**Exercise details**. Each of the entries below needs to be given again exactly.

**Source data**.
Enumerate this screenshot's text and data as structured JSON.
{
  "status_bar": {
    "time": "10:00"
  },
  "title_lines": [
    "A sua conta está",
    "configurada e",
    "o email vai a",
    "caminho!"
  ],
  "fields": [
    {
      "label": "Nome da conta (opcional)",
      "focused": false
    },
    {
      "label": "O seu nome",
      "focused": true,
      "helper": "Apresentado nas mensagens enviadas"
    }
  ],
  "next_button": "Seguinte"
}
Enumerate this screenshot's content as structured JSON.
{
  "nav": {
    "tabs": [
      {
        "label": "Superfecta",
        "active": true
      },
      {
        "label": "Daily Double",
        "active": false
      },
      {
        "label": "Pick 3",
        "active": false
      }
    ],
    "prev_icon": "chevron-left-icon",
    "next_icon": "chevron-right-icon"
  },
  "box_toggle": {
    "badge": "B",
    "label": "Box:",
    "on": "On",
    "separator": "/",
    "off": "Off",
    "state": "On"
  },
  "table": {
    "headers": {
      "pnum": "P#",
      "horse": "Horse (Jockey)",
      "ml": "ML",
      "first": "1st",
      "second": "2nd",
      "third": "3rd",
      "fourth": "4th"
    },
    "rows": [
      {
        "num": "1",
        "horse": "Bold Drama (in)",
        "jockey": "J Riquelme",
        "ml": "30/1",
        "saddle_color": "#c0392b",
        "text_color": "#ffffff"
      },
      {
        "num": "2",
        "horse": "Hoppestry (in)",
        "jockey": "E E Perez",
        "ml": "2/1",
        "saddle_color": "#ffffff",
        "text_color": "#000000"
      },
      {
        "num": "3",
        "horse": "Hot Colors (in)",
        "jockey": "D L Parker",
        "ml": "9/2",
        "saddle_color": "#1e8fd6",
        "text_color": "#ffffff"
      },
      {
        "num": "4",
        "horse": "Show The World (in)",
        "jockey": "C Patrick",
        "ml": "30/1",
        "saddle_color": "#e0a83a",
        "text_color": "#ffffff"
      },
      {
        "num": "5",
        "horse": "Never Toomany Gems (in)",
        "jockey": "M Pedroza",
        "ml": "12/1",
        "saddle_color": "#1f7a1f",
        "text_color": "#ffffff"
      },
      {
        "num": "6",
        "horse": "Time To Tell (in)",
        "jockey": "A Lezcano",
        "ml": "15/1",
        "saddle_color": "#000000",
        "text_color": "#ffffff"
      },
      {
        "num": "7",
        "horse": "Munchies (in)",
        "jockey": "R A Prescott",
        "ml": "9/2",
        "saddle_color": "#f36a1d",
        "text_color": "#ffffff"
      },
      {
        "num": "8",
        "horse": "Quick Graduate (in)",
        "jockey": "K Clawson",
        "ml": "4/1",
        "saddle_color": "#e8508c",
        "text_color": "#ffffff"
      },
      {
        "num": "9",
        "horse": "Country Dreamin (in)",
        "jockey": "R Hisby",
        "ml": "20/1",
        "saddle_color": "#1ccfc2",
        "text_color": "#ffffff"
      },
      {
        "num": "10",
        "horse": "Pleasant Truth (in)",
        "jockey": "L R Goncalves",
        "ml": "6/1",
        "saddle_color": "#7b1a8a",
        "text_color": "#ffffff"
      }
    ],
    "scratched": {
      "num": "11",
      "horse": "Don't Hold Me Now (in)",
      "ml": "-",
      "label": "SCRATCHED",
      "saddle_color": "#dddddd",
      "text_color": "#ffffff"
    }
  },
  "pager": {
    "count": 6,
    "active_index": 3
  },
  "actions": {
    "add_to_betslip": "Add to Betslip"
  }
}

**Reply to the task**.
Enumerate this screenshot's text and data as structured JSON.
{
  "status_bar": {
    "time": "10:00"
  },
  "title_lines": [
    "A sua conta está",
    "configurada e",
    "o email vai a",
    "caminho!"
  ],
  "fields": [
    {
      "label": "Nome da conta (opcional)",
      "focused": false
    },
    {
      "label": "O seu nome",
      "focused": true,
      "helper": "Apresentado nas mensagens enviadas"
    }
  ],
  "next_button": "Seguinte"
}
Enumerate this screenshot's content as structured JSON.
{
  "nav": {
    "tabs": [
      {
        "label": "Superfecta",
        "active": true
      },
      {
        "label": "Daily Double",
        "active": false
      },
      {
        "label": "Pick 3",
        "active": false
      }
    ],
    "prev_icon": "chevron-left-icon",
    "next_icon": "chevron-right-icon"
  },
  "box_toggle": {
    "badge": "B",
    "label": "Box:",
    "on": "On",
    "separator": "/",
    "off": "Off",
    "state": "On"
  },
  "table": {
    "headers": {
      "pnum": "P#",
      "horse": "Horse (Jockey)",
      "ml": "ML",
      "first": "1st",
      "second": "2nd",
      "third": "3rd",
      "fourth": "4th"
    },
    "rows": [
      {
        "num": "1",
        "horse": "Bold Drama (in)",
        "jockey": "J Riquelme",
        "ml": "30/1",
        "saddle_color": "#c0392b",
        "text_color": "#ffffff"
      },
      {
        "num": "2",
        "horse": "Hoppestry (in)",
        "jockey": "E E Perez",
        "ml": "2/1",
        "saddle_color": "#ffffff",
        "text_color": "#000000"
      },
      {
        "num": "3",
        "horse": "Hot Colors (in)",
        "jockey": "D L Parker",
        "ml": "9/2",
        "saddle_color": "#1e8fd6",
        "text_color": "#ffffff"
      },
      {
        "num": "4",
        "horse": "Show The World (in)",
        "jockey": "C Patrick",
        "ml": "30/1",
        "saddle_color": "#e0a83a",
        "text_color": "#ffffff"
      },
      {
        "num": "5",
        "horse": "Never Toomany Gems (in)",
        "jockey": "M Pedroza",
        "ml": "12/1",
        "saddle_color": "#1f7a1f",
        "text_color": "#ffffff"
      },
      {
        "num": "6",
        "horse": "Time To Tell (in)",
        "jockey": "A Lezcano",
        "ml": "15/1",
        "saddle_color": "#000000",
        "text_color": "#ffffff"
      },
      {
        "num": "7",
        "horse": "Munchies (in)",
        "jockey": "R A Prescott",
        "ml": "9/2",
        "saddle_color": "#f36a1d",
        "text_color": "#ffffff"
      },
      {
        "num": "8",
        "horse": "Quick Graduate (in)",
        "jockey": "K Clawson",
        "ml": "4/1",
        "saddle_color": "#e8508c",
        "text_color": "#ffffff"
      },
      {
        "num": "9",
        "horse": "Country Dreamin (in)",
        "jockey": "R Hisby",
        "ml": "20/1",
        "saddle_color": "#1ccfc2",
        "text_color": "#ffffff"
      },
      {
        "num": "10",
        "horse": "Pleasant Truth (in)",
        "jockey": "L R Goncalves",
        "ml": "6/1",
        "saddle_color": "#7b1a8a",
        "text_color": "#ffffff"
      }
    ],
    "scratched": {
      "num": "11",
      "horse": "Don't Hold Me Now (in)",
      "ml": "-",
      "label": "SCRATCHED",
      "saddle_color": "#dddddd",
      "text_color": "#ffffff"
    }
  },
  "pager": {
    "count": 6,
    "active_index": 3
  },
  "actions": {
    "add_to_betslip": "Add to Betslip"
  }
}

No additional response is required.